1918 Rookwood Pottery Vase
What do you think this is?
Well, I think it's American art pottery and I thought it was Roseville. I really don't know much about it at all.
It's interesting that you would think it is Roseville. Because Roseville was in Zanesville, Ohio, and they did a lot of floral ware, a lot of matte glazes. But they also... they worked... copying the works of the Rookwood pottery, which this is.
So, this is the real thing.
This is a very nice and quite rare piece of Rookwood pottery done in the Arts and Crafts style. If you look underneath, you see from the Rookwood mark, which this is...
The date, it's 1918. That's quite early. And this "C.S.T." is the artist, Charles Todd, and he worked with them and he worked very much in this style, this is called an incised matte. The colors are bright, the firing worked perfectly. Very often they'll just drip, they'll drip so much that you have no idea what they were meant to be. You know they were flowers but they'd become abstract. And this, you see, on these flowers, the glaze has pretty much stayed where it was supposed to. It's a nice contrast, with the red glaze and the light green body. And green is a nice Arts and Crafts color. So had this been what you thought was a piece of Roseville, would've been worth maybe a couple of hundred bucks. Maybe three. But this is a piece of Rookwood, and it's worth $1,000 to $1,500.

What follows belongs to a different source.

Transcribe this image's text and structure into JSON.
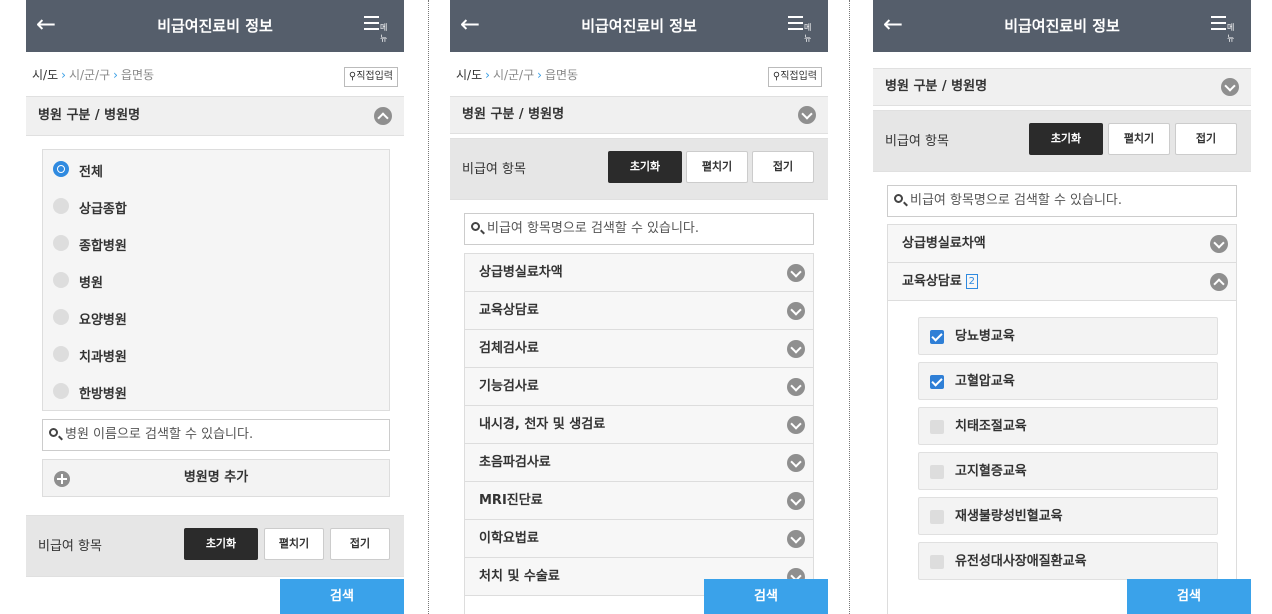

Executive producer Marsha Bemko shares her tips for getting the most out of ANTIQUES ROADSHOW.
Value can change: The value of an item is dependent upon many things, including the condition of the object itself, trends in the market for that kind of object, and the location where the item will be sold. These are just some of the reasons why the answer to the question "What's it worth?" is so often "It depends."
Note the date: Take note of the date the appraisal was recorded. This information appears in the upper left corner of the page, with the label "Appraised On." Values change over time according to market forces, so the current value of the item could be higher, lower, or the same as when our expert first appraised it.

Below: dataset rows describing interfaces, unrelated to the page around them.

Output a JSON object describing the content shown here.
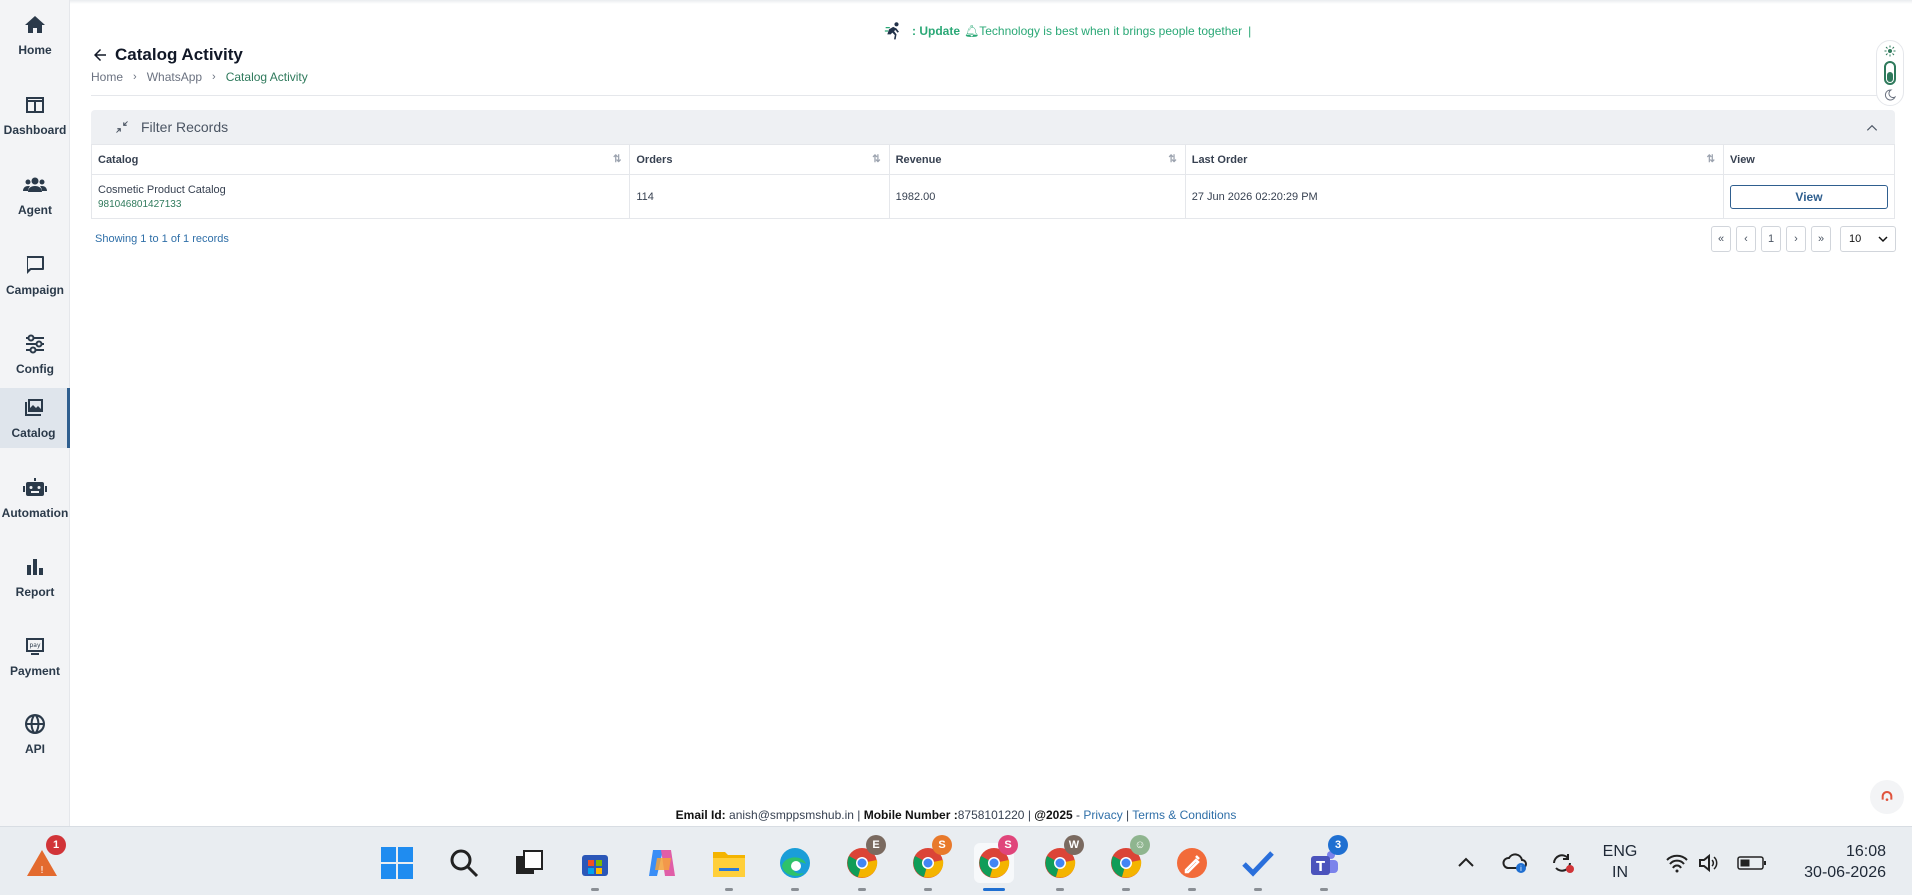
{
  "sidebar": {
    "items": [
      {
        "label": "Home",
        "icon": "home-icon"
      },
      {
        "label": "Dashboard",
        "icon": "dashboard-icon"
      },
      {
        "label": "Agent",
        "icon": "users-icon"
      },
      {
        "label": "Campaign",
        "icon": "chat-bubble-icon"
      },
      {
        "label": "Config",
        "icon": "sliders-icon"
      },
      {
        "label": "Catalog",
        "icon": "images-icon",
        "active": true
      },
      {
        "label": "Automation",
        "icon": "robot-icon"
      },
      {
        "label": "Report",
        "icon": "bar-chart-icon"
      },
      {
        "label": "Payment",
        "icon": "pay-card-icon"
      },
      {
        "label": "API",
        "icon": "globe-icon"
      }
    ]
  },
  "header": {
    "marquee_label": ": Update",
    "marquee_text": "Technology is best when it brings people together",
    "title": "Catalog Activity",
    "breadcrumb": [
      "Home",
      "WhatsApp",
      "Catalog Activity"
    ]
  },
  "filter": {
    "label": "Filter Records"
  },
  "table": {
    "columns": [
      "Catalog",
      "Orders",
      "Revenue",
      "Last Order",
      "View"
    ],
    "rows": [
      {
        "catalog_name": "Cosmetic Product Catalog",
        "catalog_id": "981046801427133",
        "orders": "114",
        "revenue": "1982.00",
        "last_order": "27 Jun 2026 02:20:29 PM",
        "view_label": "View"
      }
    ]
  },
  "pagination": {
    "showing": "Showing 1 to 1 of 1 records",
    "first": "«",
    "prev": "‹",
    "page": "1",
    "next": "›",
    "last": "»",
    "per_page": "10"
  },
  "footer": {
    "email_label": "Email Id:",
    "email": "anish@smppsmshub.in",
    "mobile_label": "Mobile Number :",
    "mobile": "8758101220",
    "year": "@2025",
    "privacy": "Privacy",
    "terms": "Terms & Conditions"
  },
  "taskbar": {
    "notification_count": "1",
    "teams_badge": "3",
    "chrome_profiles": [
      "E",
      "S",
      "S",
      "W"
    ],
    "lang_top": "ENG",
    "lang_bottom": "IN",
    "time": "16:08",
    "date": "30-06-2026"
  },
  "colors": {
    "accent_green": "#2aa876",
    "active_blue": "#2f5f8f",
    "link_blue": "#2f6fa8"
  }
}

Context is key: Listen carefully. Most of our experts will give appraisal values in context. For example, you'll often hear them say what an item is worth "at auction," or "retail," or "for insurance purposes" (replacement value). Retail prices are different from wholesale prices. Often an auctioneer will talk about what she knows best: the auction market. A shop owner will usually talk about what he knows best: the retail price he'd place on the object in his shop. And though there are no hard and fast rules, an object's auction price can often be half its retail value; yet for other objects, an auction price could be higher than retail. As a rule, however, retail and insurance/replacement values are about the same.
Verbal approximations: The values given by the experts on ANTIQUES ROADSHOW are considered "verbal approximations of value." Technically, an "appraisal" is a legal document, generally for insurance purposes, written by a qualified expert and paid for by the owner of the item. An appraisal usually involves an extensive amount of research to establish authenticity, provenance, composition, method of construction, and other important attributes of a particular object.
Opinion of value: As with all appraisals, the verbal approximations of value given at ROADSHOW events are our experts' opinions formed from their knowledge of antiques and collectibles, market trends, and other factors. Although our valuations are based on research and experience, opinions can, and sometimes do, vary among experts.
Appraiser affiliations: Finally, the affiliation of the appraiser may have changed since the appraisal was recorded. To see current contact information for an appraiser in the ROADSHOW Archive, click on the link below the appraiser's picture. Our Appraiser Index also contains a complete list of active ROADSHOW appraisers and their contact details and biographies.